--- Task inputs Enclosed Below ---

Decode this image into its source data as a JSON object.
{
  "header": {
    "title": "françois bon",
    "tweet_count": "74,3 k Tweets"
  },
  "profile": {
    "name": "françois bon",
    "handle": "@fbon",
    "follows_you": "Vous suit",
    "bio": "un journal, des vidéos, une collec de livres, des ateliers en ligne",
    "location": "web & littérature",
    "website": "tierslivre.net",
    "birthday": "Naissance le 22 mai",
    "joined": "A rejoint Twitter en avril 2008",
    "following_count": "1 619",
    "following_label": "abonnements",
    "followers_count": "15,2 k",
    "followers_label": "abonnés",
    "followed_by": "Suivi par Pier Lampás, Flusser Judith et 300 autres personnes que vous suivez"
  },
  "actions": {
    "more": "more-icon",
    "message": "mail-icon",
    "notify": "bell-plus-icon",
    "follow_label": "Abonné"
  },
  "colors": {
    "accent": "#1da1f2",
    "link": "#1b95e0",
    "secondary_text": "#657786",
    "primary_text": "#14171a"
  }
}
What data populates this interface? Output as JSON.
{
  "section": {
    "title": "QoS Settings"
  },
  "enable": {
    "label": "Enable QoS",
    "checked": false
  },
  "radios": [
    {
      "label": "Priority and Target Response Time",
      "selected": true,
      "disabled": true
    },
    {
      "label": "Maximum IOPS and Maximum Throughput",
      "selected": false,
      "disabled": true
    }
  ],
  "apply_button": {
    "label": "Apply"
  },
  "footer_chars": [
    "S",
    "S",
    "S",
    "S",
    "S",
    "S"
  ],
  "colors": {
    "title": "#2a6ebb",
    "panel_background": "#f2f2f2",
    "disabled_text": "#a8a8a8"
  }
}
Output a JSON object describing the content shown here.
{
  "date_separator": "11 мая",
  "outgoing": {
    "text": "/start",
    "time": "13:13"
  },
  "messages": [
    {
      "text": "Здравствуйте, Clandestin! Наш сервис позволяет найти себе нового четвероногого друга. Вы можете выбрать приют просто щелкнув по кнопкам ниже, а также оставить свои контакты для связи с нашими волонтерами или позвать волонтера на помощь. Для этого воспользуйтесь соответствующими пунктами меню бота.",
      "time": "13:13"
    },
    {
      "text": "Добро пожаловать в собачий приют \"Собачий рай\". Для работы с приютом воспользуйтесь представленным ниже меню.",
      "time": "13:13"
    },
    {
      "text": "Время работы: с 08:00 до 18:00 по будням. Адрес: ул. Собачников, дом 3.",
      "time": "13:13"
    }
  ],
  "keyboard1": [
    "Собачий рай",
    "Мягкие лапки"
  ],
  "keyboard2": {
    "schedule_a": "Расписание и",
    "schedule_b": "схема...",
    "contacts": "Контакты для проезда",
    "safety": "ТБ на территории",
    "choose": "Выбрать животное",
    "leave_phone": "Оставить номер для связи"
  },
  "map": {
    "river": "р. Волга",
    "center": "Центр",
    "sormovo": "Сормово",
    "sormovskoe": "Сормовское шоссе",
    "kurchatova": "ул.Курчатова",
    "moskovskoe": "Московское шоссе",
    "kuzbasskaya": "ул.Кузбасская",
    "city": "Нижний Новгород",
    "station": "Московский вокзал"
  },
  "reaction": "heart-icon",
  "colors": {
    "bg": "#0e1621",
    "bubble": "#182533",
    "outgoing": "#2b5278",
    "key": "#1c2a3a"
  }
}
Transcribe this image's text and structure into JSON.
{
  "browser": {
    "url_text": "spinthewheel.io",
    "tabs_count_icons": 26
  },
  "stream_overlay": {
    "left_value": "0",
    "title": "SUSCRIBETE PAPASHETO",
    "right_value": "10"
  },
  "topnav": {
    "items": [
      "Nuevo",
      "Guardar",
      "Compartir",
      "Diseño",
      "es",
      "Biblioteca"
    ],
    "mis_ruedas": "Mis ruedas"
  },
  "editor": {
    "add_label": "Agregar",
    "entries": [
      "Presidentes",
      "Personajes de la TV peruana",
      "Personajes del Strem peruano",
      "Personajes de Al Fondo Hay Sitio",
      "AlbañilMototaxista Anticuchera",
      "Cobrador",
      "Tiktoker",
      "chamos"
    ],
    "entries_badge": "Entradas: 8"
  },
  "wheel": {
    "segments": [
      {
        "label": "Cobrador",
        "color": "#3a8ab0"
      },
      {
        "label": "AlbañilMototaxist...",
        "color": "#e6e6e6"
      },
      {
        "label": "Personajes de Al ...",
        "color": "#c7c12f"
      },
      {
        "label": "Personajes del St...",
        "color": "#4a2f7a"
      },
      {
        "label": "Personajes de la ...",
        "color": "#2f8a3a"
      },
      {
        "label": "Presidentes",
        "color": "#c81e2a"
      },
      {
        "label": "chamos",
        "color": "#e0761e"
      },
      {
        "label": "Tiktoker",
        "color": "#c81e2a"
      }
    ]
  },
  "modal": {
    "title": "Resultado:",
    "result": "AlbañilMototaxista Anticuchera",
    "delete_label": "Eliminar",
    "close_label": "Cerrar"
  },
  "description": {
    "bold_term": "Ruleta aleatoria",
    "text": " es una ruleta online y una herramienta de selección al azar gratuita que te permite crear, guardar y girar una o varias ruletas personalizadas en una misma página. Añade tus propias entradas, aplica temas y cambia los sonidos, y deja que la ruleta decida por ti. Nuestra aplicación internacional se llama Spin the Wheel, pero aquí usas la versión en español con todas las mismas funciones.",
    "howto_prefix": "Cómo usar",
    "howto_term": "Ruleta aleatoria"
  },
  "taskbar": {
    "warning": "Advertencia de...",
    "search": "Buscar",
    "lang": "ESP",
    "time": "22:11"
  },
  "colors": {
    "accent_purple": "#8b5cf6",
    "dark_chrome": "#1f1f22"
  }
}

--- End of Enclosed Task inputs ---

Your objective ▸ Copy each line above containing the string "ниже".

Output below ▸
      "text": "Здравствуйте, Clandestin! Наш сервис позволяет найти себе нового четвероногого друга. Вы можете выбрать приют просто щелкнув по кнопкам ниже, а также оставить свои контакты для связи с нашими волонтерами или позвать волонтера на помощь. Для этого воспользуйтесь соответствующими пунктами меню бота.",
      "text": "Добро пожаловать в собачий приют \"Собачий рай\". Для работы с приютом воспользуйтесь представленным ниже меню.",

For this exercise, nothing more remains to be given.